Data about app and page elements

* * * * * * *

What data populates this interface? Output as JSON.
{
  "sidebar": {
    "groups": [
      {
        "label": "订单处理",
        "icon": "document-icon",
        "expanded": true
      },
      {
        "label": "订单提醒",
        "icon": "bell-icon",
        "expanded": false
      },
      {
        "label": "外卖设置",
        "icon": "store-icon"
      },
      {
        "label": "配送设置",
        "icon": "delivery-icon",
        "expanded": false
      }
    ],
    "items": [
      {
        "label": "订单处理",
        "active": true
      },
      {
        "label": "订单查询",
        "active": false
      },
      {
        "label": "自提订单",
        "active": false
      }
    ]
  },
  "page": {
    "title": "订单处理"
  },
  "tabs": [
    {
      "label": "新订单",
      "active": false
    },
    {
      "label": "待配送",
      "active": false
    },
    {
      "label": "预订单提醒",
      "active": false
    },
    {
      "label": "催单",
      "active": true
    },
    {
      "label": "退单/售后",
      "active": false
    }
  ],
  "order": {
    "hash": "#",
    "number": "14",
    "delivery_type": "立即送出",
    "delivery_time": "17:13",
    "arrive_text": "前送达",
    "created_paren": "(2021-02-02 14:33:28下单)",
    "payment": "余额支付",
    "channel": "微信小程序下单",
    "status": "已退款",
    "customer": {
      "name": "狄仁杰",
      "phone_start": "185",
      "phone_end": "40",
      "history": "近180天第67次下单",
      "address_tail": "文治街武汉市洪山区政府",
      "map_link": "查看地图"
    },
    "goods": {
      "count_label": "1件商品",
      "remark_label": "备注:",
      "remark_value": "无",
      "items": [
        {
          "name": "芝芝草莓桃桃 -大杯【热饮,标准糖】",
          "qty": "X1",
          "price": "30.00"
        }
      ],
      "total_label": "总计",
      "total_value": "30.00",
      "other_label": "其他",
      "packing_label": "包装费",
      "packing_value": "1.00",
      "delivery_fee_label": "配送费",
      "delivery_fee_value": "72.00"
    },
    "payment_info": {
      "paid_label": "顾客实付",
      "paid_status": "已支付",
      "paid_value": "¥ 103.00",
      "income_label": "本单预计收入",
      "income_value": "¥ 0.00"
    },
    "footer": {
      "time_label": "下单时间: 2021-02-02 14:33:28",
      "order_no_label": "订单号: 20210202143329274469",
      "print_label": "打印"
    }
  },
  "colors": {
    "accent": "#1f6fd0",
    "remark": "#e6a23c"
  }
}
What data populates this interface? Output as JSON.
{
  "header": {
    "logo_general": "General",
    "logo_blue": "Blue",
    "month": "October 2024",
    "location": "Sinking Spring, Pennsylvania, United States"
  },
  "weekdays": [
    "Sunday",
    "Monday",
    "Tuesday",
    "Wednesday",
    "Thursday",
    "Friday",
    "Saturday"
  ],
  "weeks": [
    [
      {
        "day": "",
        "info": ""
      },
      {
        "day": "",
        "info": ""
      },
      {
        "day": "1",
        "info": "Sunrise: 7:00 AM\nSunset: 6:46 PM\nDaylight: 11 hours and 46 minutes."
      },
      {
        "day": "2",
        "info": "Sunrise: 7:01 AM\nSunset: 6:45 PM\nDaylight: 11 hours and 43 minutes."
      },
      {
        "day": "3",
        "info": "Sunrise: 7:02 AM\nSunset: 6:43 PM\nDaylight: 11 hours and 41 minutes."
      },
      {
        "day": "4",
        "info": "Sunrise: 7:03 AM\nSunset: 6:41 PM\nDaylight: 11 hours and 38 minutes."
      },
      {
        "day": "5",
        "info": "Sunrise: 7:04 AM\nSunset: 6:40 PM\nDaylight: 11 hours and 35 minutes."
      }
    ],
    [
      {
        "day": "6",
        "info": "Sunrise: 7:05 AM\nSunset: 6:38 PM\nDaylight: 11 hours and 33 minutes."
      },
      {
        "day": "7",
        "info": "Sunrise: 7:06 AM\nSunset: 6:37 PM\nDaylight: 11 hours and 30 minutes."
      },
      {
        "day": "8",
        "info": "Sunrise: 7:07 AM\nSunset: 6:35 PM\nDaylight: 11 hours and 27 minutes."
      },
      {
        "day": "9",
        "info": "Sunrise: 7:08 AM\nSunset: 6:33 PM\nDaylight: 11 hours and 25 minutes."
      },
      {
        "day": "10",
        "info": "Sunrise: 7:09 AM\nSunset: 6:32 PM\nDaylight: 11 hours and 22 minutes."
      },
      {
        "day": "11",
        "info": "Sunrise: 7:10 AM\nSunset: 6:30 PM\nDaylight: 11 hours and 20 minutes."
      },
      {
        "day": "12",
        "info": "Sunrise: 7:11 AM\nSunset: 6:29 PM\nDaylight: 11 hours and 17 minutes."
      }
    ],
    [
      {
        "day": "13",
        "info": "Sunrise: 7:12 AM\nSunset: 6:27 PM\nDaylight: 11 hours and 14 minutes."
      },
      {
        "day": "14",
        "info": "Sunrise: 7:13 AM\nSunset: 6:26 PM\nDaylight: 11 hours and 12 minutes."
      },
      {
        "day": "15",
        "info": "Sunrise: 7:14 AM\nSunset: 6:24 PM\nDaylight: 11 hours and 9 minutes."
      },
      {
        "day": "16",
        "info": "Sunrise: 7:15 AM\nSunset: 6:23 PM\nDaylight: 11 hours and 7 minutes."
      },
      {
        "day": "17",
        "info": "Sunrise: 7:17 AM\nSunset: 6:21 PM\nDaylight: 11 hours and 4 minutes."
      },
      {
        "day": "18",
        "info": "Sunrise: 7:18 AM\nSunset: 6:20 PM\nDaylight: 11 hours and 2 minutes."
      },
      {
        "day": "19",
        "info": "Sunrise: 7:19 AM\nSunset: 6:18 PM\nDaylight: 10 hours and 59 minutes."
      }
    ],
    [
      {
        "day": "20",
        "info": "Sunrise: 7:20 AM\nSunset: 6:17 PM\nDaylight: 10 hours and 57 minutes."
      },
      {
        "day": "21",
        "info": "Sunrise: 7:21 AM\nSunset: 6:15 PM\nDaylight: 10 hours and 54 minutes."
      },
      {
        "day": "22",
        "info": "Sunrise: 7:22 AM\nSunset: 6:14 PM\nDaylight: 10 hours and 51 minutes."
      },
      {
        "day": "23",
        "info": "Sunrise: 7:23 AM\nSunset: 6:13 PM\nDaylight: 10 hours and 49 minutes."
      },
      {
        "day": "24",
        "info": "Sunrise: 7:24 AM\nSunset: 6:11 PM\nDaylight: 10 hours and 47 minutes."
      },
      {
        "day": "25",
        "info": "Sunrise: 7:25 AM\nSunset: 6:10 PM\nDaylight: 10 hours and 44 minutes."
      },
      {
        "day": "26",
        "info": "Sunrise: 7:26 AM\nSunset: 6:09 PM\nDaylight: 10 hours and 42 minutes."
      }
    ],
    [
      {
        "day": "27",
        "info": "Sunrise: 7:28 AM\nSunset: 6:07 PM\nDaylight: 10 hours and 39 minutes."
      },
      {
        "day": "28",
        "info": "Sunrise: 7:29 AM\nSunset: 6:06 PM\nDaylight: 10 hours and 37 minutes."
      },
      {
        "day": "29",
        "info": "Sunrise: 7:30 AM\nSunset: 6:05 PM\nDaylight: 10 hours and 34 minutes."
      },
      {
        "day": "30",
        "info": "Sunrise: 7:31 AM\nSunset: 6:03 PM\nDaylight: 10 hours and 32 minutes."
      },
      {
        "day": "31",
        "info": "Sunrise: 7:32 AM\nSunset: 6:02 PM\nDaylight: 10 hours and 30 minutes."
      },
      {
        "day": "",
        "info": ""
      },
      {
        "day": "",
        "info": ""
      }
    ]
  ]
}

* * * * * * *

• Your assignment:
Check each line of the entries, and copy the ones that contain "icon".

• Result for this exercise:
        "icon": "document-icon",
        "icon": "bell-icon",
        "icon": "store-icon"
        "icon": "delivery-icon",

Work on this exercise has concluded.